So many questions. Too many answers. Too much. Too fast. Too far. Too wide. Too. Much. Too. Much. Too Much.

I can’t take much more. Can’t handle this. The car is barreling down the road, the thoughts are ripping through my mind.

Faster fasterfasterfasterfaster.

And then… those flashing lights.

Blue and red in my rearview. So many lights. From so many directions. Police cars on top of more police cars.

They are coming for me. Finally. It’s over.

I slow the car to a crawl and wait for the lights to draw near. Relief washes over me. I close my eyes. Breathe. Sweet, pure oxygen fills my lungs. It’s over. Finally over.

The buzzing in my mind fizzles. A ringing calm takes it place. Help, is here. Finally. It’s over.

There’s no beginning to this story. Nor is there a middle, or an ending. I have always been this way. It was always going to turn out like this.

There are triggers. Things that make it more noticeable. But the pot is always simmering, threatening to bubble over the rim. Certain things, they heighten the flame. Stir the pot. Bring it to a boil. But the water was always simmering. Always.
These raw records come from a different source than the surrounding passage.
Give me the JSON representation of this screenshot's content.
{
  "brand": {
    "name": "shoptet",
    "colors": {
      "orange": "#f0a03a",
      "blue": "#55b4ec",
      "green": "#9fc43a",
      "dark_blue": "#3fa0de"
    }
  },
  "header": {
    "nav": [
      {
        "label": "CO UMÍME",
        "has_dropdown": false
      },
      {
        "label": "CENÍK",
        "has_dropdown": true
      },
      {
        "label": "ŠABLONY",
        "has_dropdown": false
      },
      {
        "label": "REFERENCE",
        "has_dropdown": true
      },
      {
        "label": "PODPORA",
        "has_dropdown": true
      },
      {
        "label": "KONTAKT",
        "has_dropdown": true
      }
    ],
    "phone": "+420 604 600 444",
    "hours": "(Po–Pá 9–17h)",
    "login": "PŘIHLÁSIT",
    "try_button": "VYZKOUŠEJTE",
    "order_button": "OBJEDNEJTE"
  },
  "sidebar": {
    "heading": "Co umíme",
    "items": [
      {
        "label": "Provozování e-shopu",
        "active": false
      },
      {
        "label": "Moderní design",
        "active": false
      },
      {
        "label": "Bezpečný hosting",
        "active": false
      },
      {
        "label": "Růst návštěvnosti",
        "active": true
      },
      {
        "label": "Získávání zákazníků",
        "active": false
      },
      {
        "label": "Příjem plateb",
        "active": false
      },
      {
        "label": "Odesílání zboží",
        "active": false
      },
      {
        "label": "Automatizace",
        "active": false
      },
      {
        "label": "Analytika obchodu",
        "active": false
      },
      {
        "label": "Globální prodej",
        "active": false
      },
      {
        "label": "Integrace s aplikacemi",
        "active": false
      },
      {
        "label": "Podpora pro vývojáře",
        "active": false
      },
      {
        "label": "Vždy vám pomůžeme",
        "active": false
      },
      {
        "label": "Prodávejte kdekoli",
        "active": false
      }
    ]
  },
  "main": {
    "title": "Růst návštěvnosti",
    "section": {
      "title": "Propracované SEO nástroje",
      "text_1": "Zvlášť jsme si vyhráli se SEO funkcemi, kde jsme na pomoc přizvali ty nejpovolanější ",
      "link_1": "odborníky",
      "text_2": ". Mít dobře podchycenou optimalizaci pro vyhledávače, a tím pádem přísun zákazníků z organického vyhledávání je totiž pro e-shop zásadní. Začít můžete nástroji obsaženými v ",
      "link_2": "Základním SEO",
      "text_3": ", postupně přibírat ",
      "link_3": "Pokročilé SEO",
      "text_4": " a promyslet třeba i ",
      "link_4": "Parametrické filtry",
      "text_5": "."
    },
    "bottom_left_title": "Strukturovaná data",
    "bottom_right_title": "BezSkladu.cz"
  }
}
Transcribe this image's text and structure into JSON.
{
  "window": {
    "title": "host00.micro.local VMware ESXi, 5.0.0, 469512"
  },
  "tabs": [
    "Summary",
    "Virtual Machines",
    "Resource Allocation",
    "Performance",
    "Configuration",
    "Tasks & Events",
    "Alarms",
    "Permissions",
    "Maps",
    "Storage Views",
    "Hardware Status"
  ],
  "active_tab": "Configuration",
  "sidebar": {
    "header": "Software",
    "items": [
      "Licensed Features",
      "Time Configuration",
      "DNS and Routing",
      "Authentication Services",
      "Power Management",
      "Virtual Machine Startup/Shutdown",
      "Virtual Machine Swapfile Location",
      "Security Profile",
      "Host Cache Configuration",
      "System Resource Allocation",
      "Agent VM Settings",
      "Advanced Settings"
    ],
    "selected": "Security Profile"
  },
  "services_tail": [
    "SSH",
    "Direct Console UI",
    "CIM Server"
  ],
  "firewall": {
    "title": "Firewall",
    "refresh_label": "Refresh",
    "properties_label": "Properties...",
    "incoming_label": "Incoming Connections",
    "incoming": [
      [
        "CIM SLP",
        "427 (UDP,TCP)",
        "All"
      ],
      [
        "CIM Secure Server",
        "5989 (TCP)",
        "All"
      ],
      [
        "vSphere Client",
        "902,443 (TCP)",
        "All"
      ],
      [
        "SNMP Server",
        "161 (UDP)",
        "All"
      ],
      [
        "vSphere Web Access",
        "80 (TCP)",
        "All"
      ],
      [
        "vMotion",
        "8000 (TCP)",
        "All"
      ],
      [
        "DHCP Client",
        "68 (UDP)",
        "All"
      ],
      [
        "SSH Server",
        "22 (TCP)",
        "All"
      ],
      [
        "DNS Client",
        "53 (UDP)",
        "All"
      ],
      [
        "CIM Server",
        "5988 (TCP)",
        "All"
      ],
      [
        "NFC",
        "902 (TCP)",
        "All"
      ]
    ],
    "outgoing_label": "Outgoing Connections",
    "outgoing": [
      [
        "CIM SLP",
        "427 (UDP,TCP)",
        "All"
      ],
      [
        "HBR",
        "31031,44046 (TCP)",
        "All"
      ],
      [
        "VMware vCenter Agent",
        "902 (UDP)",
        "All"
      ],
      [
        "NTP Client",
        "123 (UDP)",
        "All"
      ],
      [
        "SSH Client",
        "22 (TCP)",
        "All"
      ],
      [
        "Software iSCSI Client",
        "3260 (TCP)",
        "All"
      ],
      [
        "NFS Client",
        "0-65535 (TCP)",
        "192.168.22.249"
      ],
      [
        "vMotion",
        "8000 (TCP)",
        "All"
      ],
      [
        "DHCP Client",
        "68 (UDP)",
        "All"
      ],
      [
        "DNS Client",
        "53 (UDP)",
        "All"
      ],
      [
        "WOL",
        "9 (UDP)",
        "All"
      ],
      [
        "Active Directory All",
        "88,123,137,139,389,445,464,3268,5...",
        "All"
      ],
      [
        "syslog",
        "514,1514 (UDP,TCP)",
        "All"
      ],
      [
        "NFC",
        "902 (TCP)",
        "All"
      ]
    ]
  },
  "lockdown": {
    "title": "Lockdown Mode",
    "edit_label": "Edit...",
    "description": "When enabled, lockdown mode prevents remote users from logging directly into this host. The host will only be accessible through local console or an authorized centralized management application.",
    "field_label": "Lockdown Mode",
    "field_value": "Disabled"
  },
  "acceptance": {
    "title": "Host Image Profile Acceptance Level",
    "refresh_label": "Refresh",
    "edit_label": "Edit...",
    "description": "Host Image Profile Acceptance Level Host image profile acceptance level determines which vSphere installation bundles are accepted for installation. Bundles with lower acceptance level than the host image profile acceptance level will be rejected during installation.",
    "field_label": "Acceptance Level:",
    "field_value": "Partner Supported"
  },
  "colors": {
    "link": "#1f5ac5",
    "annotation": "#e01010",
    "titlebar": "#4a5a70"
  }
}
I’ll tell you all about my little stove. How it was fanned and fed. And how it tipped me past the boiling point. To the point of no return.

For now, the cops have arrived and they’re slowly, cautiously approaching my vehicle. Their hands are on their guns, which makes me chuckle. For Christ’s sake it’s not like I’ve killed someone. I haven’t even broken the law.

As I roll down the window I flash them a giant grin. “The jig is up, and news is out. You finally found me…”